Component data from apps and pages:
------------------------
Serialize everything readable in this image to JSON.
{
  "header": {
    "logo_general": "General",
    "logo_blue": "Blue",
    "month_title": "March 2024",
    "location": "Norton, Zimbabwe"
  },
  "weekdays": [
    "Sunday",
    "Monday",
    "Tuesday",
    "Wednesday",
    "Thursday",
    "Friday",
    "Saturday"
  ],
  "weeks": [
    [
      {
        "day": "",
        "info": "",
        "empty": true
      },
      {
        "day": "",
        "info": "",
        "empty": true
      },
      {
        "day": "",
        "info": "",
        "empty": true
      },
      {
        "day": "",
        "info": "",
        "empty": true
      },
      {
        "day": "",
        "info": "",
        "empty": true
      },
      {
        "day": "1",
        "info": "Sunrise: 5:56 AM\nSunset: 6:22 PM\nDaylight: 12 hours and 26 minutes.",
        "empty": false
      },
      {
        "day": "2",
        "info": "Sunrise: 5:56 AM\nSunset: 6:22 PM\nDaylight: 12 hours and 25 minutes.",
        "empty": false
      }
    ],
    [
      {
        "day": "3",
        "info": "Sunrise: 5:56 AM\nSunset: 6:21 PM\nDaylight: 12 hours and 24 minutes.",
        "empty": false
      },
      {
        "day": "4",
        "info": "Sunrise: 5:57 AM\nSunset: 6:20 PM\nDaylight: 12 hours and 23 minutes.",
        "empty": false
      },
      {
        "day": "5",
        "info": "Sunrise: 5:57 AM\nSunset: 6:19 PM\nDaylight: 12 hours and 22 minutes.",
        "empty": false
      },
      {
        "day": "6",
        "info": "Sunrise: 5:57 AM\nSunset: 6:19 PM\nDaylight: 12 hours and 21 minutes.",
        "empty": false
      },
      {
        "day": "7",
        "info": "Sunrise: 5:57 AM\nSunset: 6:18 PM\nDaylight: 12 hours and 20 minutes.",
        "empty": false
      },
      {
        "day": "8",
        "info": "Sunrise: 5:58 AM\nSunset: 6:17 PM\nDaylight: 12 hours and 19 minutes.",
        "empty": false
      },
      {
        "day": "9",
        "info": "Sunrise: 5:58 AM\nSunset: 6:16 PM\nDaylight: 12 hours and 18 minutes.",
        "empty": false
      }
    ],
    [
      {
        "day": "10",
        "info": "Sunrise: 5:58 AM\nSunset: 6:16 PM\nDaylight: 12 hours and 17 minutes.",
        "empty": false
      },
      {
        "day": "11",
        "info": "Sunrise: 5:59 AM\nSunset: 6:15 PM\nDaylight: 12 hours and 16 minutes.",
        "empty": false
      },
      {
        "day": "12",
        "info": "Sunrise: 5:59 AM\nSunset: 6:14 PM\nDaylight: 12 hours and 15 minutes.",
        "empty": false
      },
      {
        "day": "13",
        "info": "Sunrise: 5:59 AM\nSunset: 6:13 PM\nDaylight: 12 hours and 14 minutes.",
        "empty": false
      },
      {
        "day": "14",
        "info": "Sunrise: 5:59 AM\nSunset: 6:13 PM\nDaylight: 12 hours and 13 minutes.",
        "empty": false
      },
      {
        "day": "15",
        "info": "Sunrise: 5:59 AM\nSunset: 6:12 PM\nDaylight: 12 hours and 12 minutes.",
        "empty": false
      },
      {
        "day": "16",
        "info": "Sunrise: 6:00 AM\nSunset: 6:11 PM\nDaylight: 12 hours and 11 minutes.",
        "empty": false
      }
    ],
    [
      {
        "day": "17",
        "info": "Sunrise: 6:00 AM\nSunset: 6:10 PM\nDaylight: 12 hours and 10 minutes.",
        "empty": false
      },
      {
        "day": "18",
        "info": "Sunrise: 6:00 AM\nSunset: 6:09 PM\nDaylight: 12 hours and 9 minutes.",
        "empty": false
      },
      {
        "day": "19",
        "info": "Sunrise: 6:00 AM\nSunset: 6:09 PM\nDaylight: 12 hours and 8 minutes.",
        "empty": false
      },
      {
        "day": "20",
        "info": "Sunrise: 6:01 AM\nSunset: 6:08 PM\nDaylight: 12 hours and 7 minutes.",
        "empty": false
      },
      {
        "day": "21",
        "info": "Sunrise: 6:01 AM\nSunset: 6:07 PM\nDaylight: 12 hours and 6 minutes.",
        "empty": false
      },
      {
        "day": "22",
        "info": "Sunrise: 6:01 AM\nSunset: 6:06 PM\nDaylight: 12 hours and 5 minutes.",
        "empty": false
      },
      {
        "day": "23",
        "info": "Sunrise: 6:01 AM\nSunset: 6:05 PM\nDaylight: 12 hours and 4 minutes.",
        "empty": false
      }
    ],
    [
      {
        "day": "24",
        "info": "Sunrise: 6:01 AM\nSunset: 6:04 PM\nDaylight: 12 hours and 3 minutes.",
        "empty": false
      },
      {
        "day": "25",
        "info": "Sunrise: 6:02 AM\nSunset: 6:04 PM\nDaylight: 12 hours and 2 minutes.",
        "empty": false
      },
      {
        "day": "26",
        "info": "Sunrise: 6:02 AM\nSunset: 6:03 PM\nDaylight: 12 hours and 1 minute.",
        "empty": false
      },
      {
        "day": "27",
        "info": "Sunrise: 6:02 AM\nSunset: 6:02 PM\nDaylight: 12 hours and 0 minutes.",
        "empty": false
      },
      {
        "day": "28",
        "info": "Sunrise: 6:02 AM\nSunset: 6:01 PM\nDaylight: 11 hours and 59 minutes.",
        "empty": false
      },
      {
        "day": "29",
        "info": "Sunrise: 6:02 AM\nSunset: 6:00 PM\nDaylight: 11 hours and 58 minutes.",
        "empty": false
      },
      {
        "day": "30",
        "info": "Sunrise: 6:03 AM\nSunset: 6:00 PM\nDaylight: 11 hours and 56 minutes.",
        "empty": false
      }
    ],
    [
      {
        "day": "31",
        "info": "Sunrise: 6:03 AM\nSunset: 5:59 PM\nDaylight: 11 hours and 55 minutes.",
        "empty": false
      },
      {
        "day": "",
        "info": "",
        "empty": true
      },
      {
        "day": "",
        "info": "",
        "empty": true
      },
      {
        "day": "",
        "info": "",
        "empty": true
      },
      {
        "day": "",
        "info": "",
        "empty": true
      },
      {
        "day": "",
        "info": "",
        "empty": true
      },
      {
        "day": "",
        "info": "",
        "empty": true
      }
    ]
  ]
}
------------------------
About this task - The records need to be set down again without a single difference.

Exercise response -
Serialize everything readable in this image to JSON.
{
  "header": {
    "logo_general": "General",
    "logo_blue": "Blue",
    "month_title": "March 2024",
    "location": "Norton, Zimbabwe"
  },
  "weekdays": [
    "Sunday",
    "Monday",
    "Tuesday",
    "Wednesday",
    "Thursday",
    "Friday",
    "Saturday"
  ],
  "weeks": [
    [
      {
        "day": "",
        "info": "",
        "empty": true
      },
      {
        "day": "",
        "info": "",
        "empty": true
      },
      {
        "day": "",
        "info": "",
        "empty": true
      },
      {
        "day": "",
        "info": "",
        "empty": true
      },
      {
        "day": "",
        "info": "",
        "empty": true
      },
      {
        "day": "1",
        "info": "Sunrise: 5:56 AM\nSunset: 6:22 PM\nDaylight: 12 hours and 26 minutes.",
        "empty": false
      },
      {
        "day": "2",
        "info": "Sunrise: 5:56 AM\nSunset: 6:22 PM\nDaylight: 12 hours and 25 minutes.",
        "empty": false
      }
    ],
    [
      {
        "day": "3",
        "info": "Sunrise: 5:56 AM\nSunset: 6:21 PM\nDaylight: 12 hours and 24 minutes.",
        "empty": false
      },
      {
        "day": "4",
        "info": "Sunrise: 5:57 AM\nSunset: 6:20 PM\nDaylight: 12 hours and 23 minutes.",
        "empty": false
      },
      {
        "day": "5",
        "info": "Sunrise: 5:57 AM\nSunset: 6:19 PM\nDaylight: 12 hours and 22 minutes.",
        "empty": false
      },
      {
        "day": "6",
        "info": "Sunrise: 5:57 AM\nSunset: 6:19 PM\nDaylight: 12 hours and 21 minutes.",
        "empty": false
      },
      {
        "day": "7",
        "info": "Sunrise: 5:57 AM\nSunset: 6:18 PM\nDaylight: 12 hours and 20 minutes.",
        "empty": false
      },
      {
        "day": "8",
        "info": "Sunrise: 5:58 AM\nSunset: 6:17 PM\nDaylight: 12 hours and 19 minutes.",
        "empty": false
      },
      {
        "day": "9",
        "info": "Sunrise: 5:58 AM\nSunset: 6:16 PM\nDaylight: 12 hours and 18 minutes.",
        "empty": false
      }
    ],
    [
      {
        "day": "10",
        "info": "Sunrise: 5:58 AM\nSunset: 6:16 PM\nDaylight: 12 hours and 17 minutes.",
        "empty": false
      },
      {
        "day": "11",
        "info": "Sunrise: 5:59 AM\nSunset: 6:15 PM\nDaylight: 12 hours and 16 minutes.",
        "empty": false
      },
      {
        "day": "12",
        "info": "Sunrise: 5:59 AM\nSunset: 6:14 PM\nDaylight: 12 hours and 15 minutes.",
        "empty": false
      },
      {
        "day": "13",
        "info": "Sunrise: 5:59 AM\nSunset: 6:13 PM\nDaylight: 12 hours and 14 minutes.",
        "empty": false
      },
      {
        "day": "14",
        "info": "Sunrise: 5:59 AM\nSunset: 6:13 PM\nDaylight: 12 hours and 13 minutes.",
        "empty": false
      },
      {
        "day": "15",
        "info": "Sunrise: 5:59 AM\nSunset: 6:12 PM\nDaylight: 12 hours and 12 minutes.",
        "empty": false
      },
      {
        "day": "16",
        "info": "Sunrise: 6:00 AM\nSunset: 6:11 PM\nDaylight: 12 hours and 11 minutes.",
        "empty": false
      }
    ],
    [
      {
        "day": "17",
        "info": "Sunrise: 6:00 AM\nSunset: 6:10 PM\nDaylight: 12 hours and 10 minutes.",
        "empty": false
      },
      {
        "day": "18",
        "info": "Sunrise: 6:00 AM\nSunset: 6:09 PM\nDaylight: 12 hours and 9 minutes.",
        "empty": false
      },
      {
        "day": "19",
        "info": "Sunrise: 6:00 AM\nSunset: 6:09 PM\nDaylight: 12 hours and 8 minutes.",
        "empty": false
      },
      {
        "day": "20",
        "info": "Sunrise: 6:01 AM\nSunset: 6:08 PM\nDaylight: 12 hours and 7 minutes.",
        "empty": false
      },
      {
        "day": "21",
        "info": "Sunrise: 6:01 AM\nSunset: 6:07 PM\nDaylight: 12 hours and 6 minutes.",
        "empty": false
      },
      {
        "day": "22",
        "info": "Sunrise: 6:01 AM\nSunset: 6:06 PM\nDaylight: 12 hours and 5 minutes.",
        "empty": false
      },
      {
        "day": "23",
        "info": "Sunrise: 6:01 AM\nSunset: 6:05 PM\nDaylight: 12 hours and 4 minutes.",
        "empty": false
      }
    ],
    [
      {
        "day": "24",
        "info": "Sunrise: 6:01 AM\nSunset: 6:04 PM\nDaylight: 12 hours and 3 minutes.",
        "empty": false
      },
      {
        "day": "25",
        "info": "Sunrise: 6:02 AM\nSunset: 6:04 PM\nDaylight: 12 hours and 2 minutes.",
        "empty": false
      },
      {
        "day": "26",
        "info": "Sunrise: 6:02 AM\nSunset: 6:03 PM\nDaylight: 12 hours and 1 minute.",
        "empty": false
      },
      {
        "day": "27",
        "info": "Sunrise: 6:02 AM\nSunset: 6:02 PM\nDaylight: 12 hours and 0 minutes.",
        "empty": false
      },
      {
        "day": "28",
        "info": "Sunrise: 6:02 AM\nSunset: 6:01 PM\nDaylight: 11 hours and 59 minutes.",
        "empty": false
      },
      {
        "day": "29",
        "info": "Sunrise: 6:02 AM\nSunset: 6:00 PM\nDaylight: 11 hours and 58 minutes.",
        "empty": false
      },
      {
        "day": "30",
        "info": "Sunrise: 6:03 AM\nSunset: 6:00 PM\nDaylight: 11 hours and 56 minutes.",
        "empty": false
      }
    ],
    [
      {
        "day": "31",
        "info": "Sunrise: 6:03 AM\nSunset: 5:59 PM\nDaylight: 11 hours and 55 minutes.",
        "empty": false
      },
      {
        "day": "",
        "info": "",
        "empty": true
      },
      {
        "day": "",
        "info": "",
        "empty": true
      },
      {
        "day": "",
        "info": "",
        "empty": true
      },
      {
        "day": "",
        "info": "",
        "empty": true
      },
      {
        "day": "",
        "info": "",
        "empty": true
      },
      {
        "day": "",
        "info": "",
        "empty": true
      }
    ]
  ]
}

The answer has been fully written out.